Hognose snakes are frequently found in herpetoculture. Heterodon nasicus are often considered to be the easiest to care for, and captive bred stock is easily found. Heterodon platirhinos is also commonly found, but their dietary requirements can be a challenge for some keepers, and there is anecdotal evidence to suggest that feeding them a diet of exclusively rodents contributes to liver problems and a shortened life span.[3] Leioheterodon species are imported regularly from Madagascar, and are not often bred in captivity and get much larger, so can pose a set of different challenges for care. Lystrophis species are fairly new to the commercial reptile trade, and are now commonly bred in captivity, but can be some of the more expensive hognose snakes available.


There has been some debate about whether hognoses are venomous. Their saliva meets the definition of venom since it is toxic to small prey such as frogs and toads; however, it is not likely to cause serious injury to humans, particularly as hognoses are rear-fanged[4] and although they will generally feign a strike they will bite if they feel threatened. In rare cases, humans may experience local swelling and blistering as a result of a bite. [5]

Popular culture[edit]

  • The song "Copperline" by James Taylor contains the lyrics:
"Half a mile down to Morgan Creek, leaning heavy on the end of the week.
Hercules and a hognosed snake, down on Copperline, we were down on Copperline."[6]


  1. ^ Glaw, Frank; Vences, Miguel (2007). A Field Guide to Amphibians and Reptiles of Madagascar 3rd edition.

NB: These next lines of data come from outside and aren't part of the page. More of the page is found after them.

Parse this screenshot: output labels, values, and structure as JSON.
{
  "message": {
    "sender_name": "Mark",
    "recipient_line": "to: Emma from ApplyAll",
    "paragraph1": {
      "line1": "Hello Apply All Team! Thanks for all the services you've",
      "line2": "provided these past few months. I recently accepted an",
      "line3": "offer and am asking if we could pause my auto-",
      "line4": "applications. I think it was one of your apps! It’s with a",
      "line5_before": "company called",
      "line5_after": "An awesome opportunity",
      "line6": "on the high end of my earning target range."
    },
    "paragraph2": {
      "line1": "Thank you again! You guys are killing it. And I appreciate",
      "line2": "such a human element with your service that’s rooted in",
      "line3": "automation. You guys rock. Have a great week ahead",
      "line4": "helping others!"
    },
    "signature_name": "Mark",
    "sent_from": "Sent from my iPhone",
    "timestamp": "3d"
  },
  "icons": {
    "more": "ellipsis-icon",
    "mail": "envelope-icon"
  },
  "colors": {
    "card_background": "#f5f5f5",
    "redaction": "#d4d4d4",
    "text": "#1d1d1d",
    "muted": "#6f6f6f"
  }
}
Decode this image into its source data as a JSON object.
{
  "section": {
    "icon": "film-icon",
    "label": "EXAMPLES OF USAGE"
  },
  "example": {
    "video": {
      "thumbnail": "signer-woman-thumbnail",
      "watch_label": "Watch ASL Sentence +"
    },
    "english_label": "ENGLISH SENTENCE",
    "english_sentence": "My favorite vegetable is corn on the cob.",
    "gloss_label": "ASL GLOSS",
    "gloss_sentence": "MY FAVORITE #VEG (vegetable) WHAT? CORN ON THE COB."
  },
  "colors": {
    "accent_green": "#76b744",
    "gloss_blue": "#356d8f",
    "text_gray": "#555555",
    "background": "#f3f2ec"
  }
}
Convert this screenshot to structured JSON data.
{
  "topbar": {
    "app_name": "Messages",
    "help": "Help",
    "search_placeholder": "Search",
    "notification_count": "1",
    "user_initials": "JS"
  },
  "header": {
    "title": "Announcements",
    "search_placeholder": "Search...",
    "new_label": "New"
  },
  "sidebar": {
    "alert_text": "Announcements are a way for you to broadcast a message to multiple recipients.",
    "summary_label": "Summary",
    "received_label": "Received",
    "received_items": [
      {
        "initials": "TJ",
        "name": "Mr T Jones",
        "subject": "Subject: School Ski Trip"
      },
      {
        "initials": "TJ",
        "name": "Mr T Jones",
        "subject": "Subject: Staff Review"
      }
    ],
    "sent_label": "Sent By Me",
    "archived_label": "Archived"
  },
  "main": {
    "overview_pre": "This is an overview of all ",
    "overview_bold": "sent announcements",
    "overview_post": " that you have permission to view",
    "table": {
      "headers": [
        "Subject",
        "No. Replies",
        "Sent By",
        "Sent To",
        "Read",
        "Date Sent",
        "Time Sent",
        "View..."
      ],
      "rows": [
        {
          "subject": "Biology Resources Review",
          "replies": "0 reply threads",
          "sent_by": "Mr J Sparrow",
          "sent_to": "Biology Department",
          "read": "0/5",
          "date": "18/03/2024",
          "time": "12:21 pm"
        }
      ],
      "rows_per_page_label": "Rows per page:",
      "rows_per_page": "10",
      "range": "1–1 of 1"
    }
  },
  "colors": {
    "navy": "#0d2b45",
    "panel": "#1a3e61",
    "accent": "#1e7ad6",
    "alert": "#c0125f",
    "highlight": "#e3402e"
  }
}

Köln: M. Vences & F. Glaw Verlags GbR. ISBN 978-3-929449-03-7. 
  2. ^ Burghardt, G.M.; Greene, H.W. (1988). "Predator simulation and duration of death feigning in neonate hognose snakes". Animal Behaviour. 36 (November–December): 842–44. doi:10.1016/S0003-3472(88)80127-1. 
  3. ^ Hognose.com: Eastern Hognose Species Description
  4. ^ Hognose Snake Care Sheet
  5. ^ Personal experience
  6. ^ "Carolina on my mind: The James Taylor story," exhibit at the Chapel Hill Museum, Chapel Hill, North Carolina. Information retrieved 2007-12-24.

External links[edit]